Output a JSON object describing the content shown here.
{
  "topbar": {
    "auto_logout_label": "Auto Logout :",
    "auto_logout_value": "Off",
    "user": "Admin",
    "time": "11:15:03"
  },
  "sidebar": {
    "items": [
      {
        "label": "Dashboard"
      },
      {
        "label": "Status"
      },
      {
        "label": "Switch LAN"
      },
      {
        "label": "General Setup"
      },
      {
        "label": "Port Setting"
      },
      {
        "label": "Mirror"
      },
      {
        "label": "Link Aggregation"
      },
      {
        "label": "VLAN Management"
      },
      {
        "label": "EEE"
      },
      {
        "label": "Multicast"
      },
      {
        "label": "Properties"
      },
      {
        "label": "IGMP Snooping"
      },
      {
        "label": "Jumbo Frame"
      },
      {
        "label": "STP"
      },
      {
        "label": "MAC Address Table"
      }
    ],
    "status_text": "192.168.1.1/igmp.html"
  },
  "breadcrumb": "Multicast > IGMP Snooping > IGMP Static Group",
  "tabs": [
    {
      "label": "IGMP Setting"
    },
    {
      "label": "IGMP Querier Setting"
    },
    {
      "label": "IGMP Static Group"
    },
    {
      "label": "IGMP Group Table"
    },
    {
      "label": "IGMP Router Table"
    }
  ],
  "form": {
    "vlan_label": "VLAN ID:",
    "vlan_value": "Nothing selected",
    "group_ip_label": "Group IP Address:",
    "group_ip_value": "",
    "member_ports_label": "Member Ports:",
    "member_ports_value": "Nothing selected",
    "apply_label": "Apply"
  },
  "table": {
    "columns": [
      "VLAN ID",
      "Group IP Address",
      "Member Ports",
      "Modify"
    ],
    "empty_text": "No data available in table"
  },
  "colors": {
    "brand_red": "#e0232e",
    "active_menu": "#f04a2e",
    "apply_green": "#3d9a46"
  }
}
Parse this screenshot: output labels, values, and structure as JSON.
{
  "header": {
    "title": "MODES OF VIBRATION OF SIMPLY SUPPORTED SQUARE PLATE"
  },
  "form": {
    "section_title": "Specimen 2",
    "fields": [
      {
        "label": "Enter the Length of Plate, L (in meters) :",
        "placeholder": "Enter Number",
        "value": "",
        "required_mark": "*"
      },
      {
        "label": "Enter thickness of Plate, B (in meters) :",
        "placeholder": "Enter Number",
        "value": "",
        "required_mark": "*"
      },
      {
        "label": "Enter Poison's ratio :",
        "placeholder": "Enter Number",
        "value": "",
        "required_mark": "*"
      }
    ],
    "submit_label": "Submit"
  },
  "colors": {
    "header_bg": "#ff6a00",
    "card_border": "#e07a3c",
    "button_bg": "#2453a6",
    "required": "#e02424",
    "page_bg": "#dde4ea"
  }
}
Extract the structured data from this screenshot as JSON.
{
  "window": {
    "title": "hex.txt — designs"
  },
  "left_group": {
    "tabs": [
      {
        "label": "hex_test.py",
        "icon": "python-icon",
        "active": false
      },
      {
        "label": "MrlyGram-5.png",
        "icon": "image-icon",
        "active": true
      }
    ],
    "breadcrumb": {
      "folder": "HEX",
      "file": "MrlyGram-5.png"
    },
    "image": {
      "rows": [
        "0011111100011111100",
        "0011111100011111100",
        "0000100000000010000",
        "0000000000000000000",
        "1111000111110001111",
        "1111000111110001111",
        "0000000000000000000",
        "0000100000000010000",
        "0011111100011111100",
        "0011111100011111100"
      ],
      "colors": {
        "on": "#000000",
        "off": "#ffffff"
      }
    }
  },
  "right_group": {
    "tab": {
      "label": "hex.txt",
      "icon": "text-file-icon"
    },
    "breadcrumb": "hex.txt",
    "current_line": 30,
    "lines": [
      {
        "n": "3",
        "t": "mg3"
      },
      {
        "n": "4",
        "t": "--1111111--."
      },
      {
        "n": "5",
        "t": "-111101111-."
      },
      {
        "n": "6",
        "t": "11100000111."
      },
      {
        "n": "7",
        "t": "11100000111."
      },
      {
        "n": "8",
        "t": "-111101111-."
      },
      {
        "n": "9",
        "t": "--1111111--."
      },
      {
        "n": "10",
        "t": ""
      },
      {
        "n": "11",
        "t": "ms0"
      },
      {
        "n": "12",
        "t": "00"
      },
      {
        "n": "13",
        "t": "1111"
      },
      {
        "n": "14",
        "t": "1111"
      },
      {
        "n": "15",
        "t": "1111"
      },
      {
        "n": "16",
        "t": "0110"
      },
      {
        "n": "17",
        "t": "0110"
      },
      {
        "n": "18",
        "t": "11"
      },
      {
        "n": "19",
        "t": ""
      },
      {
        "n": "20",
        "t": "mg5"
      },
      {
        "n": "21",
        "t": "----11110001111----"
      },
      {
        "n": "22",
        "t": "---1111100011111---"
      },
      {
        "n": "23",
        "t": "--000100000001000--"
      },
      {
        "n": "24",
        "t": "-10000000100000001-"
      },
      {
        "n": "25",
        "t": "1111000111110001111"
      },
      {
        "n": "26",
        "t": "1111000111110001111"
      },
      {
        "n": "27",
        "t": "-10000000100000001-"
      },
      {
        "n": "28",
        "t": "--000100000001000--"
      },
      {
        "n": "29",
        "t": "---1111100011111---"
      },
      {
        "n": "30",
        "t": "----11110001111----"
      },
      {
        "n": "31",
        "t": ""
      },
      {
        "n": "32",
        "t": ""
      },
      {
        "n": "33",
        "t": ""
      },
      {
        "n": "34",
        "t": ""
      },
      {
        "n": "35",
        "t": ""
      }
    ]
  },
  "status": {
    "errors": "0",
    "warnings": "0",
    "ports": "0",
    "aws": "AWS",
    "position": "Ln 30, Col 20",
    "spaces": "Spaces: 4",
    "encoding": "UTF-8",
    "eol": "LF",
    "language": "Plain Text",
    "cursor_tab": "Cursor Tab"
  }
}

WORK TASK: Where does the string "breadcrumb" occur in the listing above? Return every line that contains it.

REPLY:
  "breadcrumb": "Multicast > IGMP Snooping > IGMP Static Group",
    "breadcrumb": {
    "breadcrumb": "hex.txt",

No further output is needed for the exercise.